Easter eggs 're-branded' at school linked to alleged Trojan Horse plot
Easter eggs were re-branded at a school linked to the alleged Trojan Horse plot to introduce a brand of hardline Islam into classrooms, an employment tribunal has heard.
The sweet treats were referred to instead as "chocolate eggs" removing any mention of the important Christian religious festival, according to a former teaching assistant at Birmingham's Adderley Primary School.
Another ex-staff member also claimed lists of Muslim pupils, who make up the majority of the school's roll, were drawn up by teachers so they did not get sent to Easter basket-making sessions.
Hilary Owens, 46, who described herself as a practising Christian, said staff were told: "We must not refer to them as Easter eggs."
Ms Owens, who is claiming unfair dismissal alongside three other Muslim teaching assistants by the school's governing board, said: "I don't understand that, because having an Easter egg doesn't make you a Christian."
She added: "Some parents would have been upset if they came home and said 'Mummy, I've got an Easter egg', so we had to be very culturally aware."
She said she did not recall who had told her about re-naming the chocolate eggs.
She and her ex-colleagues are alleging resignation letters they purportedly signed and sent to the headteacher Rizvana Darr at the end of 2012, were forgeries.
Ms Owens, from Solihull, alongside Rehena Khanom, Yasmin Akhtar, Shahnaz Bibi all had formal grievances against the head at the time of the alleged forged resignation letters
However, the school and its governors have claimed the resignation letters were part of efforts by the four to destabilise Adderley, as set out in the anonymous "Trojan Horse" letter which was leaked in late 2013 but is now widely regarded as a hoax.
In Ms Owens' witness statement, she made reference to the findings of a 2013 Birmingham City Council audit launched following a letter from her solicitor to the local authority's lawyers over the resignations issue.
The auditors concluded by November 2013 "that it appears false resignation letters have been produced" and the "local authority does not support the actions of the schools and governors following receipt of the letters".
In recommendations to the city council, the audit stated: "The directorate consider recommending to the school governing body that they should undertake further investigation before instituting possible disciplinary proceedings, if any, against Mrs Darr."
It went on: "The city council has now agreed to proceed with these matters, to meet with the governors in order to address the first recommendation and to formally refer the matter to police."

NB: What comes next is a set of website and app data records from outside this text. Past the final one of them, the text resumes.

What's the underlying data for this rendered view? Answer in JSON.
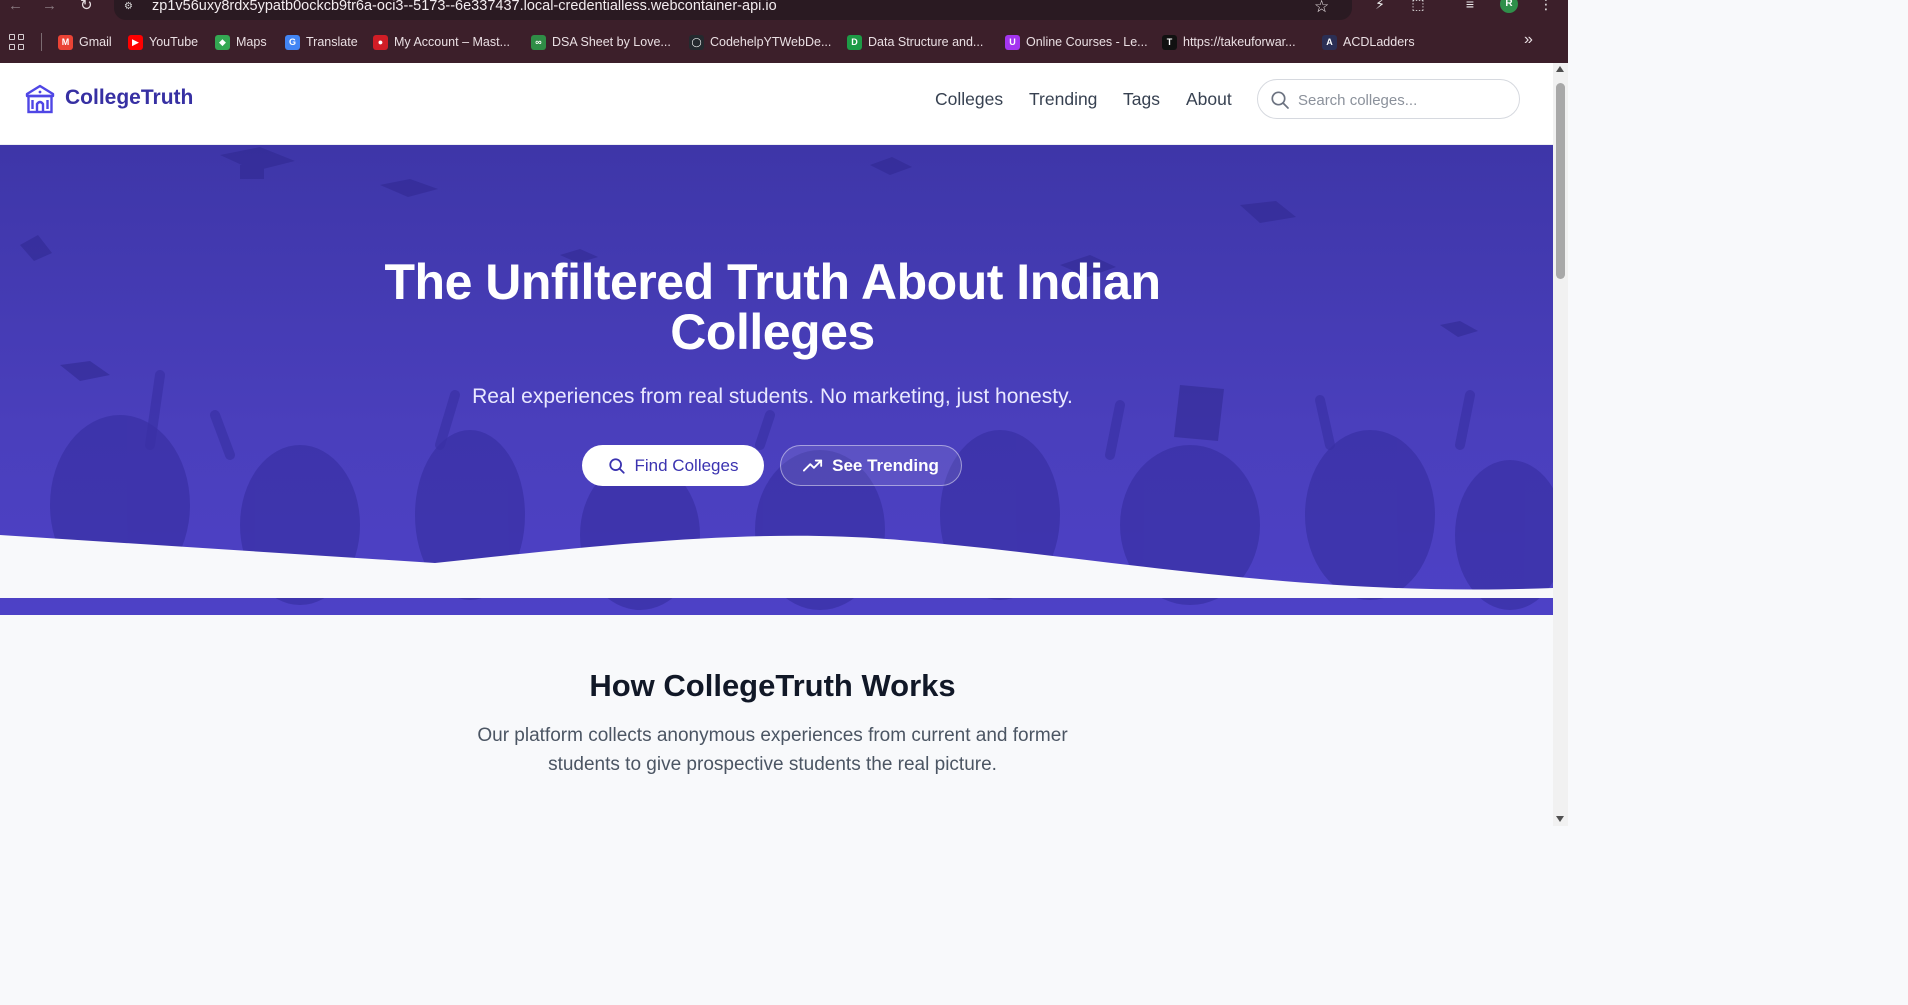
{
  "browser": {
    "url": "zp1v56uxy8rdx5ypatb0ockcb9tr6a-oci3--5173--6e337437.local-credentialless.webcontainer-api.io",
    "profile_initial": "R",
    "bookmarks": [
      {
        "label": "Gmail",
        "icon": "gmail-icon",
        "color": "#ea4335"
      },
      {
        "label": "YouTube",
        "icon": "youtube-icon",
        "color": "#ff0000"
      },
      {
        "label": "Maps",
        "icon": "maps-icon",
        "color": "#34a853"
      },
      {
        "label": "Translate",
        "icon": "translate-icon",
        "color": "#4285f4"
      },
      {
        "label": "My Account – Mast...",
        "icon": "mastercard-icon",
        "color": "#d11d26"
      },
      {
        "label": "DSA Sheet by Love...",
        "icon": "gfg-icon",
        "color": "#2f8d46"
      },
      {
        "label": "CodehelpYTWebDe...",
        "icon": "github-icon",
        "color": "#24292e"
      },
      {
        "label": "Data Structure and...",
        "icon": "data-structure-icon",
        "color": "#1d9b46"
      },
      {
        "label": "Online Courses - Le...",
        "icon": "udemy-icon",
        "color": "#a435f0"
      },
      {
        "label": "https://takeuforwar...",
        "icon": "tuf-icon",
        "color": "#111111"
      },
      {
        "label": "ACDLadders",
        "icon": "acd-icon",
        "color": "#2b2f55"
      }
    ]
  },
  "site": {
    "brand": "CollegeTruth",
    "brand_color": "#3730a3",
    "nav": [
      "Colleges",
      "Trending",
      "Tags",
      "About"
    ],
    "search_placeholder": "Search colleges..."
  },
  "hero": {
    "title_line1": "The Unfiltered Truth About Indian",
    "title_line2": "Colleges",
    "subtitle": "Real experiences from real students. No marketing, just honesty.",
    "primary_button": "Find Colleges",
    "secondary_button": "See Trending",
    "accent": "#4a3fbc"
  },
  "how": {
    "title": "How CollegeTruth Works",
    "line1": "Our platform collects anonymous experiences from current and former",
    "line2": "students to give prospective students the real picture."
  }
}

The city council had already by that time written to Mrs Darr in March 2013 stating it would not extend the usual indemnity to any of schools' legal costs incurred in opposing the staffs' claims of unfair dismissal.
Ms Owens, who started at the school in January 2006, told the tribunal: "I do not consider that the school treating the letter as genuine and the way that they have acted in this matter to be reasonable and therefore consider I have been unfairly dismissed."
She also flatly denied being part of any "conspiracy" together with the other claimants against the headteacher, alleged to have been "on the grounds that Mrs Darr has an allegiance to a different branch of Islam to the other three claimants".
Ms Owens added: "I therefore consider it ludicrous for it to be suggested that I would be interested in becoming involved in some form of conspiracy to remove Mrs Darr on the basis of her religion."
Earlier, Ms Bibi had claimed Muslim children were excluded from Easter basket-making.
Ms Bibi said: "Each class teacher made a list of children in their class who were Muslim." These children then "stayed in class" while Christian youngsters went to the craft sessions, she added.
The "Trojan Horse" letter came to light while the four women were proceeding with an employment tribunal against Adderley school, but the hearing was adjourned when West Midlands Police arrested the colleagues on charges of conspiracy to defraud, in April last year.
But in May, 2015, the charges against the women were dropped due to "insufficient evidence".
Adderley school was mentioned in the four-page "Trojan Horse" letter, which detailed a supposed plot by hardline Muslims to take over several city schools, later triggering four official investigations.
Among those inquiries, the Department for Education commissioned former Met counter-terrorism commander Peter Clarke, whose final report stated: "There is a detailed description of a plan by some members of staff at Adderley Primary School to falsely accuse the headteacher of forging their letters of resignation.
He added: "It is worthy of note that at the time the 'Trojan Horse' letter was received by Birmingham City Council, none of the details of the Adderley Primary allegations were in the public domain, leading to the inevitable conclusion that the author of the letter was someone with detailed knowledge of what was happening at the school."
The hearing continues.